INFORMATION PROVIDED -

····················

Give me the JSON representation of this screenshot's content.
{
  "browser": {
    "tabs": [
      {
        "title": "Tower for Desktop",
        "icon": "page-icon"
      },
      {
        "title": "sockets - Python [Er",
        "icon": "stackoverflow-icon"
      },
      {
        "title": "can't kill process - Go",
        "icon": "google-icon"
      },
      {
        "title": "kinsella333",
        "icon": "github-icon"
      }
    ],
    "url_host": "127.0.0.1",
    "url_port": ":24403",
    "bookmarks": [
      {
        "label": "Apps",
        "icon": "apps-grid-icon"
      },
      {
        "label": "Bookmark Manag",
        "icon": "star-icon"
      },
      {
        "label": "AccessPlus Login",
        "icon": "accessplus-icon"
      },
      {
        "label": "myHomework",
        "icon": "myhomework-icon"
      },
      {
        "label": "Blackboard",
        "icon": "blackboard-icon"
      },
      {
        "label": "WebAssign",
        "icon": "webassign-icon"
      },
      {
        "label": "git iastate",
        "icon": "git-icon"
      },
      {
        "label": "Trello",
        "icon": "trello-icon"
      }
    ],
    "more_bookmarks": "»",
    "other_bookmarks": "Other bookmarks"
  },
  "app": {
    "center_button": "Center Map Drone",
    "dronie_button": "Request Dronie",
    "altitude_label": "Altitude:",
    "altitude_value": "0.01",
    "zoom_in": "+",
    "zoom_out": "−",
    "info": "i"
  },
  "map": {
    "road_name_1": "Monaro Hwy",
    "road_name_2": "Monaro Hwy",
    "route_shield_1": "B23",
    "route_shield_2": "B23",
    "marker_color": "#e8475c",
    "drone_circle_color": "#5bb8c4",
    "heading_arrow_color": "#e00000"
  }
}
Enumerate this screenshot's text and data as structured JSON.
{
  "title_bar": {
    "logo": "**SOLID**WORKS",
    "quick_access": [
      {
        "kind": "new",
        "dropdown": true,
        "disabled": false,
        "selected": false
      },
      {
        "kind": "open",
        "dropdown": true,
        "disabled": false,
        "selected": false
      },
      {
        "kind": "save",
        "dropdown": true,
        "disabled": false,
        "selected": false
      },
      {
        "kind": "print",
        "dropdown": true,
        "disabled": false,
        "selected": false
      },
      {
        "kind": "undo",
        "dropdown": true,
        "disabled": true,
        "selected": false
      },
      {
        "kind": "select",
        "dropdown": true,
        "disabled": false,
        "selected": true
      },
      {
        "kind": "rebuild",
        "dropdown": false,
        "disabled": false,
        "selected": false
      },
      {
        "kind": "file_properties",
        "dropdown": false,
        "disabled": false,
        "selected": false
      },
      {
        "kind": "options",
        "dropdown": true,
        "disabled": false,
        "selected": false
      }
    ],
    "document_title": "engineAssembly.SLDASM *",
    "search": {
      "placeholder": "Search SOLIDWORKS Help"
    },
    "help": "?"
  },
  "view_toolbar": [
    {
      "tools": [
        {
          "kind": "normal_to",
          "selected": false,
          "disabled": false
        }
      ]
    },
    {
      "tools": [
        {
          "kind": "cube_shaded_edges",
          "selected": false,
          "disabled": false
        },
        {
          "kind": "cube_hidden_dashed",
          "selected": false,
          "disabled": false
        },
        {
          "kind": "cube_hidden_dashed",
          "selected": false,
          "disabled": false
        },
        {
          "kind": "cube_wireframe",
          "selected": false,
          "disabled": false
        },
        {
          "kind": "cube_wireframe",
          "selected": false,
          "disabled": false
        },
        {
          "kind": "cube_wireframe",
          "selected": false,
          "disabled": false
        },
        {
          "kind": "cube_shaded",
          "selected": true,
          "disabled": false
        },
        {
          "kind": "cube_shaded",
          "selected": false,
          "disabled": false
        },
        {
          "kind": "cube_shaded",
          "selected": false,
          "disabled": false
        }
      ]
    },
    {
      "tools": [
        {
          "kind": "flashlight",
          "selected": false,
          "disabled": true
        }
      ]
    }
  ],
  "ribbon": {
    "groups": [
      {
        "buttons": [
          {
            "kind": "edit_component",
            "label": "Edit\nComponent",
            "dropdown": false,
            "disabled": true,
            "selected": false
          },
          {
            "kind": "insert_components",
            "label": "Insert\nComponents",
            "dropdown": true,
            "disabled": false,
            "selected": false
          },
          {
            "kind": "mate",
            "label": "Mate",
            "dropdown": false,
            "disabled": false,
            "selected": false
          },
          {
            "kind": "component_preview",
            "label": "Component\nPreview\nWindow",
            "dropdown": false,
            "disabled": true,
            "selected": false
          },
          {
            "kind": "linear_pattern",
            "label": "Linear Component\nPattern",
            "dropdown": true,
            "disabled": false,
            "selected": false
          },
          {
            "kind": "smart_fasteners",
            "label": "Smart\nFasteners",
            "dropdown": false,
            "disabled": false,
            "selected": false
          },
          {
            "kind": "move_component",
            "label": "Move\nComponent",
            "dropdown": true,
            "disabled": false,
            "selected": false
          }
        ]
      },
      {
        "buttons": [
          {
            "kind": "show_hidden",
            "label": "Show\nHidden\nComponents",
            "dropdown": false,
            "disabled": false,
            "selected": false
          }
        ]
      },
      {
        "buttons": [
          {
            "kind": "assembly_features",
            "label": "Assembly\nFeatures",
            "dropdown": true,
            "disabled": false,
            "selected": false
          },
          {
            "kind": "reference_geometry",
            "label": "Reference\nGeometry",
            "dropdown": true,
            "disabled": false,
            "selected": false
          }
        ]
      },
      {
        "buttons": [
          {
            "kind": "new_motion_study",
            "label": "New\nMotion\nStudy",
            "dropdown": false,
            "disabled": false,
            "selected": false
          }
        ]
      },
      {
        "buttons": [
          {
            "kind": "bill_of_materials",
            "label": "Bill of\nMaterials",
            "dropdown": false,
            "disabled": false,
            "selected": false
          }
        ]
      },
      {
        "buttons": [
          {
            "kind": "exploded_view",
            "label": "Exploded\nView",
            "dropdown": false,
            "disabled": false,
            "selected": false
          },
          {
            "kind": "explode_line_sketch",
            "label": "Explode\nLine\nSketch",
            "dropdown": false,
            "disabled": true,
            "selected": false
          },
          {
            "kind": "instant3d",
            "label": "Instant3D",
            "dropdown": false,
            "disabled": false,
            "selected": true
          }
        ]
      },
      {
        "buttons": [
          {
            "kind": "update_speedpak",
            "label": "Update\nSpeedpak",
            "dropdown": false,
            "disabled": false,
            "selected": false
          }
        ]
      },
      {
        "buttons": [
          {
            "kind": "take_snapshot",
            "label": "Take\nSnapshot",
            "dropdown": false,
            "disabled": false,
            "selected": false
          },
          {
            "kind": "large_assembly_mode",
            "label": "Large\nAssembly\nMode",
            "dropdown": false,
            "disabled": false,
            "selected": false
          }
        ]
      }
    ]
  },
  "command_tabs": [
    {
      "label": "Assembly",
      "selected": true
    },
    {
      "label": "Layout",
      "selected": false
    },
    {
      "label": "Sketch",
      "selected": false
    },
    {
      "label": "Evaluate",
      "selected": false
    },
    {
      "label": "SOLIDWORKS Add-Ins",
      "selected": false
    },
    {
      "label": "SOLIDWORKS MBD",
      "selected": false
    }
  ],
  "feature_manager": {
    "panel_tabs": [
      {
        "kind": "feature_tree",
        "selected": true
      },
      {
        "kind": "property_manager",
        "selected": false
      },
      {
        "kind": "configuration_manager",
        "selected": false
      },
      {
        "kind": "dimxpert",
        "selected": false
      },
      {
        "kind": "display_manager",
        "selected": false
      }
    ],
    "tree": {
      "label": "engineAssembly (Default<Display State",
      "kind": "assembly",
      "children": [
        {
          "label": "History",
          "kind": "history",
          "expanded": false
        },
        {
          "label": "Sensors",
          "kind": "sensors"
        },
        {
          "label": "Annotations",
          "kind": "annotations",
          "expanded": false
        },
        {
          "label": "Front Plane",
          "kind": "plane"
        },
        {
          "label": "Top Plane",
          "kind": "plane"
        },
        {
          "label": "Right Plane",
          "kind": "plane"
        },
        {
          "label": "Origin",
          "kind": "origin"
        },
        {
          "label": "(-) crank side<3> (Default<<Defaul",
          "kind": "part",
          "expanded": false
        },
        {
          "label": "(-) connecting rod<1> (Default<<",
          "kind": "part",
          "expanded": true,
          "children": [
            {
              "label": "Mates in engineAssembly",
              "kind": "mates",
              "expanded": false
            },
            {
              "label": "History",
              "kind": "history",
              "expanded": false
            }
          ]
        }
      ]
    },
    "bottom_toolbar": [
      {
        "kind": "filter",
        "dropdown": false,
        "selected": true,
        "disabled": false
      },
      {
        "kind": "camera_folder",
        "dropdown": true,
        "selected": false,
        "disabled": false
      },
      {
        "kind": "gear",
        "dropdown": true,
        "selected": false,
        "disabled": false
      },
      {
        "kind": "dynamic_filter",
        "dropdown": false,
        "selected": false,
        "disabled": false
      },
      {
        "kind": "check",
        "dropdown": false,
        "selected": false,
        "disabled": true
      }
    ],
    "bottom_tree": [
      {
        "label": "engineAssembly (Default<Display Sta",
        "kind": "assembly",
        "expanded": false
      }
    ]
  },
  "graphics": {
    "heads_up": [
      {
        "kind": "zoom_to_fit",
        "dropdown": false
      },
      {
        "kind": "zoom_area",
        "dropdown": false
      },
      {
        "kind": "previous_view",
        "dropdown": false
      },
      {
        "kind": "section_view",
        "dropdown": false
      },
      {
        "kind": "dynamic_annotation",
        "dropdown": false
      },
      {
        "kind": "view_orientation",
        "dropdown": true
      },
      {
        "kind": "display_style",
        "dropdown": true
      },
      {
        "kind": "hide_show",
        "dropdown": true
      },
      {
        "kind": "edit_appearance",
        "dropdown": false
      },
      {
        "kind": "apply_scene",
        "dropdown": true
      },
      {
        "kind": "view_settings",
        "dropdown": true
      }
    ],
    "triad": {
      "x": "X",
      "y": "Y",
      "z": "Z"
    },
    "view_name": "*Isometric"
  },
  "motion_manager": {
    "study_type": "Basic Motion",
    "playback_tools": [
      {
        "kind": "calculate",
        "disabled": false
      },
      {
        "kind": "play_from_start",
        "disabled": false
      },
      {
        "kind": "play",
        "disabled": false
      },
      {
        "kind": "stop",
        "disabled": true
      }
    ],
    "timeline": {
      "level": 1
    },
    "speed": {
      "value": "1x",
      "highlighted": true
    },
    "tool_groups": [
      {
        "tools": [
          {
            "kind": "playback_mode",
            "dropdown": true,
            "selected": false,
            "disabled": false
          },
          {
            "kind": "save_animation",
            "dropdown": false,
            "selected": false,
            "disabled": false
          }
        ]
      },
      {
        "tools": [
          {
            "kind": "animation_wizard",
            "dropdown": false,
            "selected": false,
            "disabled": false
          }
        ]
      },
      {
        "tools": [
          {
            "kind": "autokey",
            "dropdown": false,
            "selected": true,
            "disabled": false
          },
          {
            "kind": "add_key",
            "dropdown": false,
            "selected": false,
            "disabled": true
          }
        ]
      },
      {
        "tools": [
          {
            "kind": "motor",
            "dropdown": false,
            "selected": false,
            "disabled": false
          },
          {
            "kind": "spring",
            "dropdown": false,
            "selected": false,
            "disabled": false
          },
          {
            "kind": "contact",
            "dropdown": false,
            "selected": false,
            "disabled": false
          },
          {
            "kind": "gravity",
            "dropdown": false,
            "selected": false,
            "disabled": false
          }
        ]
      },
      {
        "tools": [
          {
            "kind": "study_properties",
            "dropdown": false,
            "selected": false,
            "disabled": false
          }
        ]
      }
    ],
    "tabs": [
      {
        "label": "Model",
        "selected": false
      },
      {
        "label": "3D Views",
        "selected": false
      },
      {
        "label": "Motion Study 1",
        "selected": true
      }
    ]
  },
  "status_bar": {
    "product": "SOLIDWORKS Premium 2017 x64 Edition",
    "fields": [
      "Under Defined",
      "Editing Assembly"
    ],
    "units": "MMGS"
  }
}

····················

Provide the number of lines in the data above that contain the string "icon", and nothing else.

12